My family has roots to a small resort town in Northern Michigan. The downtown village was – for as long as I remember- very modest, very underutilized, ripe for new energy and needing a clean-up to better serve the lake and residents. A few years ago, a long-term summer resident, after selling his company, wanted to give something back to the community and essentially bought most of the downtown core. It was not free. His first step was a community meeting and asked the residents what might be good for everyone. The answers were something like “some nice shopping, good access to the lake, maybe a good restaurant, docks, a park and a boutique hotel. “ So that’s what he has done- he did it all and now the town is really a place and almost everyone- old, young, new and long-term- love the new village. It really is a nice story with good outcomes. It was also in scale to the existing neighborhood.

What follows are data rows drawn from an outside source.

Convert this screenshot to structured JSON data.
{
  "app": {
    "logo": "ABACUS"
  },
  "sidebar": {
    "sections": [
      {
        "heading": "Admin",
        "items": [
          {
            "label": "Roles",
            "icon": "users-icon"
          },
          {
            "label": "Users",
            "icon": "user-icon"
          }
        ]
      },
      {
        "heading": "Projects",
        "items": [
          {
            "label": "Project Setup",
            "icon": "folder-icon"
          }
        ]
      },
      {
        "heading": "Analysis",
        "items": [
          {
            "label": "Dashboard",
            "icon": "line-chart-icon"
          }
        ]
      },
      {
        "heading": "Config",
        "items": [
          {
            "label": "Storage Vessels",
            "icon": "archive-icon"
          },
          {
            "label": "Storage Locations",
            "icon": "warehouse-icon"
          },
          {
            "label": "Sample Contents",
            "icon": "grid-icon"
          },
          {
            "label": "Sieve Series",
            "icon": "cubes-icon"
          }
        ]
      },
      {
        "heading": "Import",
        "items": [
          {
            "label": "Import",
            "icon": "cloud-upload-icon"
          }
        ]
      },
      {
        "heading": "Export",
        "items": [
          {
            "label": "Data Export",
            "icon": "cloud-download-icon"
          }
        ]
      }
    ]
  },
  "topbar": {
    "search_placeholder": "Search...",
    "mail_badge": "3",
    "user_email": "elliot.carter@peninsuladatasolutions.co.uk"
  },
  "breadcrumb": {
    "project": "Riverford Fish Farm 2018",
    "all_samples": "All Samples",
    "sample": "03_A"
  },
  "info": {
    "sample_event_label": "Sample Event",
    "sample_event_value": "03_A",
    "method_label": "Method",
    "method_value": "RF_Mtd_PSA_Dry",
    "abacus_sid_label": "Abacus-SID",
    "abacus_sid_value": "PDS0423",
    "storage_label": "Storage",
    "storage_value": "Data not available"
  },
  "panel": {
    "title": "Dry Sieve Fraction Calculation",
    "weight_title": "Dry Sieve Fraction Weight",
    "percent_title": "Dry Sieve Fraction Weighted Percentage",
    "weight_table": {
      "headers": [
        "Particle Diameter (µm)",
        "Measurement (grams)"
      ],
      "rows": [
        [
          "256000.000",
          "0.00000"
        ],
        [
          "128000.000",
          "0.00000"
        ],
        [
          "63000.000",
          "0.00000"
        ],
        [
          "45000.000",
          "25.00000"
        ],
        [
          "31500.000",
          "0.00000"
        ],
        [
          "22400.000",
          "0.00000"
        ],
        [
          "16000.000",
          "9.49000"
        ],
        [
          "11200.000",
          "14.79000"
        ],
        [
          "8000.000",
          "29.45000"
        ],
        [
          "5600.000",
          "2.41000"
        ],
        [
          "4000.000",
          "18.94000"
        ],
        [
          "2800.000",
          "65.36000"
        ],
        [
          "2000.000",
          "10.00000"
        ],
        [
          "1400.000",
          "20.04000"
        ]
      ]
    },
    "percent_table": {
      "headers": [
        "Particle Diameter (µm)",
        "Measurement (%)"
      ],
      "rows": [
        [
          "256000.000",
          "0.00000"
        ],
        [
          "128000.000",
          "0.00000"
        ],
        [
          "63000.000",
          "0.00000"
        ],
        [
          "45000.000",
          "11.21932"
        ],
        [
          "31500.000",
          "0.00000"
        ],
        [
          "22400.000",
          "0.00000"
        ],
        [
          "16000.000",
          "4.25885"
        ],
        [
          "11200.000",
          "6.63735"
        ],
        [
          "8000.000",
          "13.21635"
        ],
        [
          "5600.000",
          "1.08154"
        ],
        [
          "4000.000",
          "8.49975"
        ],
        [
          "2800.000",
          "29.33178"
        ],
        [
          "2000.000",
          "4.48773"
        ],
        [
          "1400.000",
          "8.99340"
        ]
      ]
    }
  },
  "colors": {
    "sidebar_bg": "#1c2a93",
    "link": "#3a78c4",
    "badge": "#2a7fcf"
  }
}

Our community is facing the same process. The TPI proposal has the opportunity to set the tone for a new Fort Myer Beach generation. Economics is always in the mix, but if the property had been purchased for free – then economics would be almost meaningless and we could visualize exactly what might add real value and character to our community. We are not quite that lucky- but we do have a long-time downtown vision in our Land use plan and in our town’s visioning process to give us a blueprint. In fact, the previous CPD for the Seafarer’s parcel was consistent with the plan in term of density and scale of building. What reasonable expectations for land use should a property owner, the neighbors and the community expect from a Land use plan?
I support redevelopment- but I also think scale of buildings and intensity are important. Water parks and adult entertainment complexes/amenities create lots of traffic and parking flow. Building scale with three floors over flood-plain create Canyons along roads that deserve design interest. All needed variances or new code interpretations need to be carefully considered. This location has the potential to be a great gateway to our town, but also has the potential to create chaos. I personally think a cluster of modest size buildings, some with modest height variances (to create architectural interest) would make this new development a great addition to our Downtown village core. However, Density, parking, traffic flow and building scale need to be carefully reviewed. Often, a developer has the tendency to “fit” as much as they can and TPI has done this with the latest plan as well. The development code can be confusing and the words “consistent with the plan” are very much a matter of interpretation or the sales pitch being presented. I have not reviewed the details- but the TPI plan – while better – is still intense and creates lots of questions for the Town and Residents to consider. Some primary questions I have include: Deviations for FAR (Floor Area Ratio) really means increased intensity/density; stacked parking both horizontally and vertically means tight parking and as I understand it, the Development code does not contemplate four story buildings on Crescent and Fifth Street. The Bayside parcel density proposed is about 90 Units per acre (code is maximum of 18/acre) which is 50% more intense than Lighthouse Resort which is a grandfathered property but in a scale contemplated in our Development Codes. The Beach parcel is essentially commercial with no adjacent parking and might be a destination itself similar to the pool venues in Las Vegas.
Finally, as important as our Downtown is, the actual parcels are relatively modest in size while the proposed uses are not. Much of the Downtown degradation has been self-imposed by previous property owners or lack of motivation. There are always many options for change.
Our town and its residents would be well served to review this under the comp plan first and negotiate up rather than from the developer’s proposal and then down.
I should share that I am a beach business (resort/restaurants) owner and have been a developer. I like change and redevelopment. I also have a long-term commitment to the community and I am a part-time resident.